Content warning: police brutality
Happy holiday season, everyone.
As we reach one more year’s end and look ahead to yet another new year, I’m doing that thing that’s maybe expected, maybe common: thinking about things I hope can be better next year, and into the future.
And I just can’t shake one dominant thought.
We need to be more human with each other. I don’t mean be awful to each other – to follow our worst human impulses, or hew to the lowest common human denominator. I mean recognize our own and others’ humanity before anything else.Read more
The further I get in my career, the more I catch myself processing and integrating within myself all the experiences I’ve had so far – and then drawing conclusions about what it all means, and what is most important for me to work on next.Read more
We’ve all heard it, I’m sure. Culture eats strategy for breakfast. Right?
Whether or not you’ve heard this aphorism, I’d be willing to bet you’ve experienced it. I sure have – in different sizes and types of organizations, and in different ways within those organizations.
But never have I been more frustrated by this truth than when it relates to the lack of a culture of philanthropy in a nonprofit.Read more
When I was a recent college grad in Milwaukee, Wisconsin, I had lunch with a woman several decades ahead of me in her career. She had a job I wanted some day, and I was so grateful she had agreed to meet with me.
She recommended many things to me that day. One of those things, however, was especially impactful.
A YNPN chapter was just starting up in Milwaukee, at that time. “Go seek them out and get involved,” she said. “You’ll really make a name for yourself.” This woman was well-respected in the nonprofit community, and her words seemed golden to me. I didn’t waste a moment seeking out YNPN.Read more
Picture a leader you admire. What do you think makes her/him tick?
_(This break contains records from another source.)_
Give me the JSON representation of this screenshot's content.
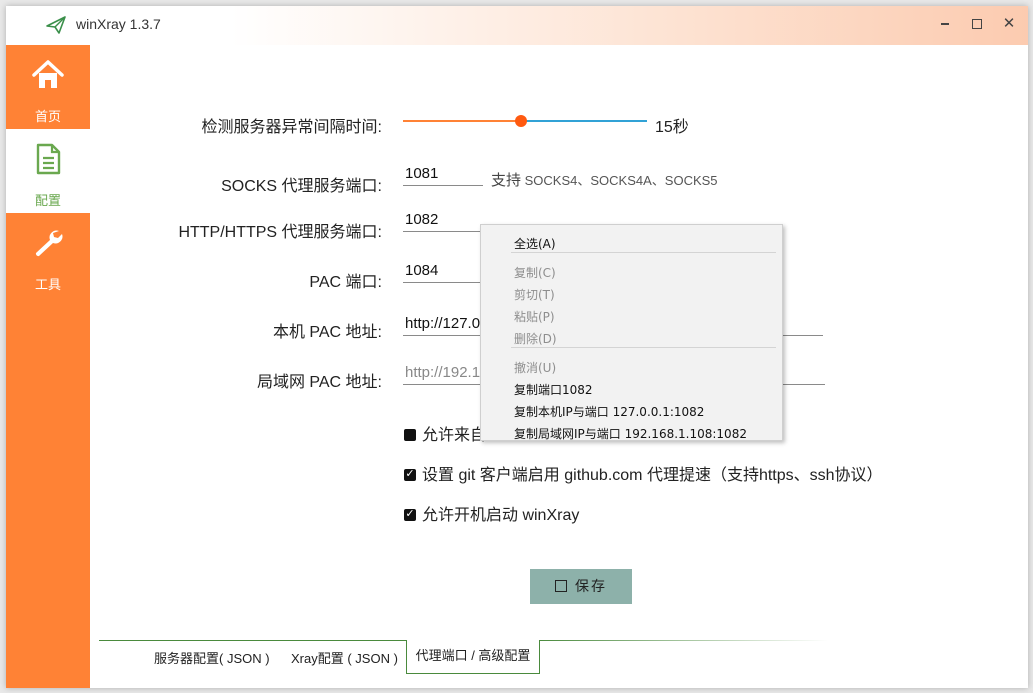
{
  "window": {
    "title": "winXray 1.3.7"
  },
  "sidebar": {
    "items": [
      {
        "label": "首页",
        "icon": "home-icon"
      },
      {
        "label": "配置",
        "icon": "document-icon"
      },
      {
        "label": "工具",
        "icon": "wrench-icon"
      }
    ]
  },
  "form": {
    "interval_label": "检测服务器异常间隔时间:",
    "interval_value": "15秒",
    "interval_fraction": 0.48,
    "socks_label": "SOCKS 代理服务端口:",
    "socks_value": "1081",
    "socks_note_prefix": "支持",
    "socks_note": "SOCKS4、SOCKS4A、SOCKS5",
    "http_label": "HTTP/HTTPS 代理服务端口:",
    "http_value": "1082",
    "pac_label": "PAC 端口:",
    "pac_value": "1084",
    "local_pac_label": "本机 PAC 地址:",
    "local_pac_value": "http://127.0",
    "lan_pac_label": "局域网 PAC 地址:",
    "lan_pac_value": "http://192.1",
    "allow_lan_label": "允许来自",
    "git_proxy_label": "设置 git 客户端启用 github.com 代理提速（支持https、ssh协议）",
    "autostart_label": "允许开机启动 winXray",
    "save_label": "保存"
  },
  "tabs": {
    "server_config": "服务器配置( JSON )",
    "xray_config": "Xray配置 ( JSON )",
    "proxy_port": "代理端口 / 高级配置"
  },
  "context_menu": {
    "select_all": "全选(A)",
    "copy": "复制(C)",
    "cut": "剪切(T)",
    "paste": "粘贴(P)",
    "delete": "删除(D)",
    "undo": "撤消(U)",
    "copy_port": "复制端口1082",
    "copy_local_ip_port": "复制本机IP与端口 127.0.0.1:1082",
    "copy_lan_ip_port": "复制局域网IP与端口 192.168.1.108:1082"
  },
  "colors": {
    "accent": "#ff8235",
    "active_nav_text": "#6aa84f",
    "save_button": "#8db1aa",
    "slider_right": "#31a2d6"
  }
}
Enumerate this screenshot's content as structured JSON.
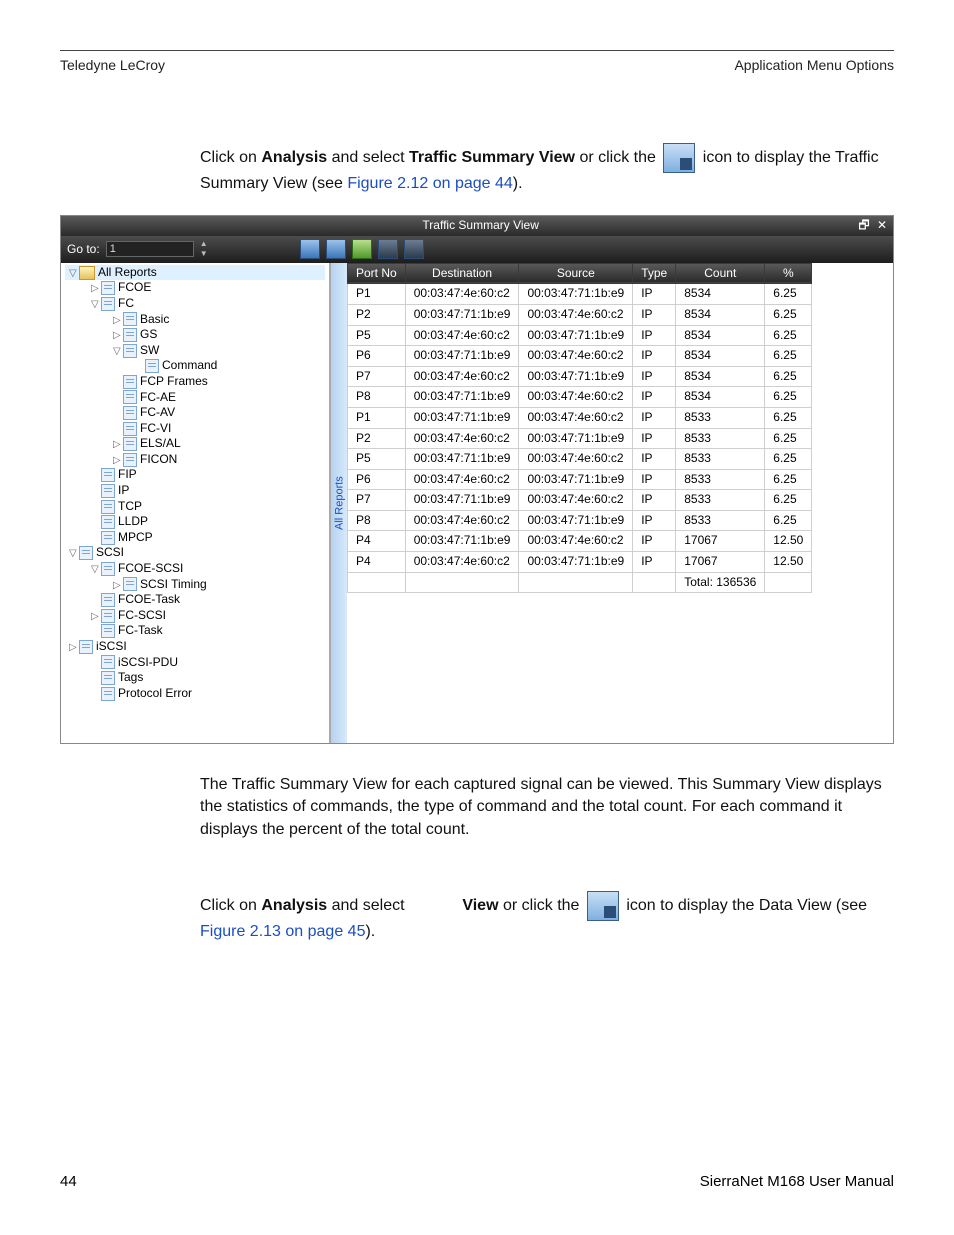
{
  "header": {
    "left": "Teledyne LeCroy",
    "right": "Application Menu Options"
  },
  "intro": {
    "line1_pre": "Click on ",
    "analysis": "Analysis",
    "line1_mid": " and select ",
    "tsv": "Traffic Summary View",
    "line1_post": " or click the ",
    "line1_end": " icon to display the Traffic Summary View (see ",
    "xref1": "Figure 2.12 on page 44",
    "line1_close": ")."
  },
  "window": {
    "title": "Traffic Summary View",
    "goto_label": "Go to:",
    "goto_value": "1",
    "side_tab": "All Reports",
    "tree": [
      {
        "indent": 0,
        "exp": "▽",
        "ic": "folder",
        "label": "All Reports",
        "hl": true
      },
      {
        "indent": 1,
        "exp": "▷",
        "ic": "doc",
        "label": "FCOE"
      },
      {
        "indent": 1,
        "exp": "▽",
        "ic": "doc",
        "label": "FC"
      },
      {
        "indent": 2,
        "exp": "▷",
        "ic": "doc",
        "label": "Basic"
      },
      {
        "indent": 2,
        "exp": "▷",
        "ic": "doc",
        "label": "GS"
      },
      {
        "indent": 2,
        "exp": "▽",
        "ic": "doc",
        "label": "SW"
      },
      {
        "indent": 3,
        "exp": "",
        "ic": "doc",
        "label": "Command"
      },
      {
        "indent": 2,
        "exp": "",
        "ic": "doc",
        "label": "FCP Frames"
      },
      {
        "indent": 2,
        "exp": "",
        "ic": "doc",
        "label": "FC-AE"
      },
      {
        "indent": 2,
        "exp": "",
        "ic": "doc",
        "label": "FC-AV"
      },
      {
        "indent": 2,
        "exp": "",
        "ic": "doc",
        "label": "FC-VI"
      },
      {
        "indent": 2,
        "exp": "▷",
        "ic": "doc",
        "label": "ELS/AL"
      },
      {
        "indent": 2,
        "exp": "▷",
        "ic": "doc",
        "label": "FICON"
      },
      {
        "indent": 1,
        "exp": "",
        "ic": "doc",
        "label": "FIP"
      },
      {
        "indent": 1,
        "exp": "",
        "ic": "doc",
        "label": "IP"
      },
      {
        "indent": 1,
        "exp": "",
        "ic": "doc",
        "label": "TCP"
      },
      {
        "indent": 1,
        "exp": "",
        "ic": "doc",
        "label": "LLDP"
      },
      {
        "indent": 1,
        "exp": "",
        "ic": "doc",
        "label": "MPCP"
      },
      {
        "indent": 0,
        "exp": "▽",
        "ic": "doc",
        "label": "SCSI"
      },
      {
        "indent": 1,
        "exp": "▽",
        "ic": "doc",
        "label": "FCOE-SCSI"
      },
      {
        "indent": 2,
        "exp": "▷",
        "ic": "doc",
        "label": "SCSI Timing"
      },
      {
        "indent": 1,
        "exp": "",
        "ic": "doc",
        "label": "FCOE-Task"
      },
      {
        "indent": 1,
        "exp": "▷",
        "ic": "doc",
        "label": "FC-SCSI"
      },
      {
        "indent": 1,
        "exp": "",
        "ic": "doc",
        "label": "FC-Task"
      },
      {
        "indent": 0,
        "exp": "▷",
        "ic": "doc",
        "label": "iSCSI"
      },
      {
        "indent": 1,
        "exp": "",
        "ic": "doc",
        "label": "iSCSI-PDU"
      },
      {
        "indent": 1,
        "exp": "",
        "ic": "doc",
        "label": "Tags"
      },
      {
        "indent": 1,
        "exp": "",
        "ic": "doc",
        "label": "Protocol Error"
      }
    ],
    "columns": [
      "Port No",
      "Destination",
      "Source",
      "Type",
      "Count",
      "%"
    ],
    "rows": [
      [
        "P1",
        "00:03:47:4e:60:c2",
        "00:03:47:71:1b:e9",
        "IP",
        "8534",
        "6.25"
      ],
      [
        "P2",
        "00:03:47:71:1b:e9",
        "00:03:47:4e:60:c2",
        "IP",
        "8534",
        "6.25"
      ],
      [
        "P5",
        "00:03:47:4e:60:c2",
        "00:03:47:71:1b:e9",
        "IP",
        "8534",
        "6.25"
      ],
      [
        "P6",
        "00:03:47:71:1b:e9",
        "00:03:47:4e:60:c2",
        "IP",
        "8534",
        "6.25"
      ],
      [
        "P7",
        "00:03:47:4e:60:c2",
        "00:03:47:71:1b:e9",
        "IP",
        "8534",
        "6.25"
      ],
      [
        "P8",
        "00:03:47:71:1b:e9",
        "00:03:47:4e:60:c2",
        "IP",
        "8534",
        "6.25"
      ],
      [
        "P1",
        "00:03:47:71:1b:e9",
        "00:03:47:4e:60:c2",
        "IP",
        "8533",
        "6.25"
      ],
      [
        "P2",
        "00:03:47:4e:60:c2",
        "00:03:47:71:1b:e9",
        "IP",
        "8533",
        "6.25"
      ],
      [
        "P5",
        "00:03:47:71:1b:e9",
        "00:03:47:4e:60:c2",
        "IP",
        "8533",
        "6.25"
      ],
      [
        "P6",
        "00:03:47:4e:60:c2",
        "00:03:47:71:1b:e9",
        "IP",
        "8533",
        "6.25"
      ],
      [
        "P7",
        "00:03:47:71:1b:e9",
        "00:03:47:4e:60:c2",
        "IP",
        "8533",
        "6.25"
      ],
      [
        "P8",
        "00:03:47:4e:60:c2",
        "00:03:47:71:1b:e9",
        "IP",
        "8533",
        "6.25"
      ],
      [
        "P4",
        "00:03:47:71:1b:e9",
        "00:03:47:4e:60:c2",
        "IP",
        "17067",
        "12.50"
      ],
      [
        "P4",
        "00:03:47:4e:60:c2",
        "00:03:47:71:1b:e9",
        "IP",
        "17067",
        "12.50"
      ]
    ],
    "total_label": "Total: 136536"
  },
  "para2": "The Traffic Summary View for each captured signal can be viewed. This Summary View displays the statistics of commands, the type of command and the total count. For each command it displays the percent of the total count.",
  "para3": {
    "pre": "Click on ",
    "analysis": "Analysis",
    "mid": " and select             ",
    "view": "View",
    "mid2": " or click the ",
    "post": " icon to display the Data View (see ",
    "xref": "Figure 2.13 on page 45",
    "close": ")."
  },
  "footer": {
    "pageno": "44",
    "manual": "SierraNet M168 User Manual"
  }
}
One of my most admired leaders has always been Martin Luther King, Jr. Here’s the problem: I’ve often thought of him as kind of a saint. I have forgotten that he had everyday, mundane decisions to make – small things that added up to the sum total of his life. He ate three meals a day, needed sleep, and had a family. He was just like you and me – except for how he managed to transcend the everyday mundane details, to strive for his highest ideals.Read more